- Nelson LM. Epidemiology of ALS. Clin Neurosci. 1995-1996;3(6):327-331.
- Kurtzke JF. Risk factors in amyotrophic lateral sclerosis. Adv Neurol. 1991;56:245-270.
- Belsh JM. Epidemiology and historical perspective of ALS. In Belsch JM, Schiffman PL, eds. Amyotrophic Lateral Sclerosis: Diagnosis and Management for the Clinician. Armonk, NY: Futura Publishing Company, Inc; 1996:3-4.
- Texas Department of State Health Services [database on the Internet]: Texas Health Data – Population. Austin (TX): c2000-2009; cited October 2007. http://soupfin.tdh.state.tx.us/people.htm.
- Annegers JF, Appel S, Lee JR, Perkins P. Incidence and prevalence of amyotrophic lateral sclerosis in Harris County, Texas 1985-1988. Arch Neurol. 1991;48(6):589-593.
- Jokelainen M. Amyotrophic lateral sclerosis in Finland, I: An epidemiological study. Acta Neurol Scand. 1977;56(3):185-193.
- Hojer-Pederson E, Christensen PB, Jensen NB. Incidence and prevalence of motor neuron disease in two Danish countries. Neuroepidemiology. 1989;8(3):151-159.
- Hudson AJ, Davenport A, Hader WJ: The incidence of amyotrophic lateral sclerosis in southwestern Ontario, Canada. Neurology. 1986;36(11):1524-1528.
- Traynor BJ, Codd MB, Corr B, Forde C, Frost E, Hardiman O: Incidence and prevalence of ALS in Ireland, 1995-1997: A population-based study. Neurology. 1999;52(3):504-509.
- Turabelidze G, Zhu B-P, Schootman M, et al. An epidemiologic investigation of amyotrophic lateral sclerosis in Jefferson County, Missouri, 1998-2002. Neurotoxicology. 2008;29(1):81-86.

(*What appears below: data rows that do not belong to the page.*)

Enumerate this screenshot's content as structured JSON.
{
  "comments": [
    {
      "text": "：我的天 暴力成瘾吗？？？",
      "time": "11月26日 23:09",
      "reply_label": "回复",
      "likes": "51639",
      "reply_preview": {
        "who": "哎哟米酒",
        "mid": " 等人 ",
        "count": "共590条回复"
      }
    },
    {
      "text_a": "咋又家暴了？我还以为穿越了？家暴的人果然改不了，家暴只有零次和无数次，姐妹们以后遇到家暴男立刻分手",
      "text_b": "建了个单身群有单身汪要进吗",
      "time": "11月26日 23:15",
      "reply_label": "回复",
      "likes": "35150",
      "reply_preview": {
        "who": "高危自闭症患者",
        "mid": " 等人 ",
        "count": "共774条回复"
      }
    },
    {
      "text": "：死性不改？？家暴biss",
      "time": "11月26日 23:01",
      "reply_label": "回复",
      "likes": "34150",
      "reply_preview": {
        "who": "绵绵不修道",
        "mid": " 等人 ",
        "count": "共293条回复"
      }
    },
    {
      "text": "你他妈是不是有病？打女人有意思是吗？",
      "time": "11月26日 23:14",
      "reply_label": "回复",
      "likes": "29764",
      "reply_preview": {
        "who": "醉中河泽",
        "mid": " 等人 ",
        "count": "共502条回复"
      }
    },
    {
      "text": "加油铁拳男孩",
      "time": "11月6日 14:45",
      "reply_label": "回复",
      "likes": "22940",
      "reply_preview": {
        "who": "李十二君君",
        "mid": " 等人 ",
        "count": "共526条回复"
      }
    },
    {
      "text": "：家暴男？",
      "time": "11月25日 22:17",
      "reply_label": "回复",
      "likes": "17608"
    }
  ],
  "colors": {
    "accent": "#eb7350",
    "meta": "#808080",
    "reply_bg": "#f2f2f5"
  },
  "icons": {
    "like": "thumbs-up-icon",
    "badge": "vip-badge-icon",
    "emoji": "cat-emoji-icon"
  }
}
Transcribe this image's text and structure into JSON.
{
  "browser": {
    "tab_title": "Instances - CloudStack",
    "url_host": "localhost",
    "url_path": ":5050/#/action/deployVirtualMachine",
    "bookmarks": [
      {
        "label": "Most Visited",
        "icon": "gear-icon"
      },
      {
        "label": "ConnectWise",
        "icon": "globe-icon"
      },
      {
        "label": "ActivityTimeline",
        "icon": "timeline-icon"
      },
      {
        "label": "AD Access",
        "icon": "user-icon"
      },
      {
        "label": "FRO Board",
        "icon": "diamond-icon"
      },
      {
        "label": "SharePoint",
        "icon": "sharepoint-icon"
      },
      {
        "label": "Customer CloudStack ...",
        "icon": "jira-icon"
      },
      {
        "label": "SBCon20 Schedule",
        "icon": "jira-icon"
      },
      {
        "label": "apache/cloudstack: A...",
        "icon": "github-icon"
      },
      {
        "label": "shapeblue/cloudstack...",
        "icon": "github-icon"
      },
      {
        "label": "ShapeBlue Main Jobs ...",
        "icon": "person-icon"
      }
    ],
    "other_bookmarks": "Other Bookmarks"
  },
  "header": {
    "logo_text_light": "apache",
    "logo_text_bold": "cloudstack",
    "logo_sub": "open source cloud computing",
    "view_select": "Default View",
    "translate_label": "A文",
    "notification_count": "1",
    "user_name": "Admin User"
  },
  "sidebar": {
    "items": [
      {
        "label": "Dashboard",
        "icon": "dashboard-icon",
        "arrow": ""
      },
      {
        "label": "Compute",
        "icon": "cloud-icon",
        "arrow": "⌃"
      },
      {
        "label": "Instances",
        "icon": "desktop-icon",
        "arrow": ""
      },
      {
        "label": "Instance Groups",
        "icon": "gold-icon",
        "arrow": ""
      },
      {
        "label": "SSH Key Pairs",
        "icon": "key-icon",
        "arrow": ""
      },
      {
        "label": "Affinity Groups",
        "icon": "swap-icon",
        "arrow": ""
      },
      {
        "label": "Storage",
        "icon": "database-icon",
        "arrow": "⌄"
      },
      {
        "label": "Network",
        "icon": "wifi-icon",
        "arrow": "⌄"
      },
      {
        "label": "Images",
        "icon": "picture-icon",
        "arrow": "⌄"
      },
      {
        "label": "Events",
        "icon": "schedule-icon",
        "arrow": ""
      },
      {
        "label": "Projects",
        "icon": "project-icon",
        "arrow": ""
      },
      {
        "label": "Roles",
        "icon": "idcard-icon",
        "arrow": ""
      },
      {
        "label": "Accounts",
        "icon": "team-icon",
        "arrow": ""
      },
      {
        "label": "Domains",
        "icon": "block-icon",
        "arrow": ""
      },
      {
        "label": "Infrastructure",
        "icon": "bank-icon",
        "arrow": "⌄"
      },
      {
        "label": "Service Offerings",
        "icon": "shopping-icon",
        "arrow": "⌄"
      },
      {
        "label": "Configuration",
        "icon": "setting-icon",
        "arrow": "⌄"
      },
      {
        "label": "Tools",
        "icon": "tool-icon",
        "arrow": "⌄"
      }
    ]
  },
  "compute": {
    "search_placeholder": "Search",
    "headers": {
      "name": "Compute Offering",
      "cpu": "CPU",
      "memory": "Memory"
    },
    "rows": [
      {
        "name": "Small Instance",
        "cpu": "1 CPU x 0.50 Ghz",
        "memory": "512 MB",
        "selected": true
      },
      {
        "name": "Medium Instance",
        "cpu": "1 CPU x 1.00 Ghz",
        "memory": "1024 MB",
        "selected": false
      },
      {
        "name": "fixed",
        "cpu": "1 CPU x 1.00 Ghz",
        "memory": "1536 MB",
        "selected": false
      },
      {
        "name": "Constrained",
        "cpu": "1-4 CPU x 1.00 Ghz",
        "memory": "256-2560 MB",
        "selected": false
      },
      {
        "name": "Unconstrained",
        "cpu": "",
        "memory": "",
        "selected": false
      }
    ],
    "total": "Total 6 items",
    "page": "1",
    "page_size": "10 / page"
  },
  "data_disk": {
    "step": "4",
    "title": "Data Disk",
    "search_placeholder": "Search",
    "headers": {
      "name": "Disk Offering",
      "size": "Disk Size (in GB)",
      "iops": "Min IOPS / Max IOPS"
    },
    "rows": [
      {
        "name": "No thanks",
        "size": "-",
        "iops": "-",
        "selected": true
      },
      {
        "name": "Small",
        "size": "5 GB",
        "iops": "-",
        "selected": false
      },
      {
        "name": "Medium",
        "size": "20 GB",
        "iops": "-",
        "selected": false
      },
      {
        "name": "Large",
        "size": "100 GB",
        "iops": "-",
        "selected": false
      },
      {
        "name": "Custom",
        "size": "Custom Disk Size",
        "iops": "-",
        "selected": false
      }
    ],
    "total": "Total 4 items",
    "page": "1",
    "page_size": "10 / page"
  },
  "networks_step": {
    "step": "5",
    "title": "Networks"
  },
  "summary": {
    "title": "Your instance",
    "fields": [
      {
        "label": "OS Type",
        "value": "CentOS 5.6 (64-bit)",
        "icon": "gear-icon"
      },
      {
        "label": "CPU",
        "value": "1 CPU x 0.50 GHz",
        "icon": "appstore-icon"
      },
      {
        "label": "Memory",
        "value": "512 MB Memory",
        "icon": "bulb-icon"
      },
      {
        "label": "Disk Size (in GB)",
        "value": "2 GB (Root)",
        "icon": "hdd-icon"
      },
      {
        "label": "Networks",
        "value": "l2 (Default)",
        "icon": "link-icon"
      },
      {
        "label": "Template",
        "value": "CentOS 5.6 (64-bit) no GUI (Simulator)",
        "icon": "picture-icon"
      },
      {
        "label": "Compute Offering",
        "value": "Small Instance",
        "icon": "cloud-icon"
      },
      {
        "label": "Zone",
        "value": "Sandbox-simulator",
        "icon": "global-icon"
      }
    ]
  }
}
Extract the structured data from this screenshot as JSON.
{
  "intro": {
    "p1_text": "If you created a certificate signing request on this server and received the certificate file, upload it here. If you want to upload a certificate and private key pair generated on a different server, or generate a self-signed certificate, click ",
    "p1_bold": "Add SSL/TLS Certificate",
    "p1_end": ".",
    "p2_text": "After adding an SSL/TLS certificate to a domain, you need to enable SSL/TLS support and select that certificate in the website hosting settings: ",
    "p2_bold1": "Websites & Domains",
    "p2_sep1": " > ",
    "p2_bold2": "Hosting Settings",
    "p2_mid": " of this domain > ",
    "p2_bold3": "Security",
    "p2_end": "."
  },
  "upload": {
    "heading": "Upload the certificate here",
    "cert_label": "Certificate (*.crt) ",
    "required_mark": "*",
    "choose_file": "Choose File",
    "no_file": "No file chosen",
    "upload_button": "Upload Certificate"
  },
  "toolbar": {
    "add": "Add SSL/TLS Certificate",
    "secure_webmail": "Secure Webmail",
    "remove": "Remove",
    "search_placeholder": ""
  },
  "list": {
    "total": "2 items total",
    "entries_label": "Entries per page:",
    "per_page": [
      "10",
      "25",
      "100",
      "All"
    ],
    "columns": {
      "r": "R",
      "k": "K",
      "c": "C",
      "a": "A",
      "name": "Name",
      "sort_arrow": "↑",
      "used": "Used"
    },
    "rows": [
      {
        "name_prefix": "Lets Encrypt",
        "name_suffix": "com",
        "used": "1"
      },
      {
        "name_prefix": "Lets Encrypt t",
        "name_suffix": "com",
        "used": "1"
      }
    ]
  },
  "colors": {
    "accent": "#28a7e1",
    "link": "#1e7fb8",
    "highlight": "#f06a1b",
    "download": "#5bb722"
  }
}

May 2012 Texas Medicine Contents
Texas Medicine Main Page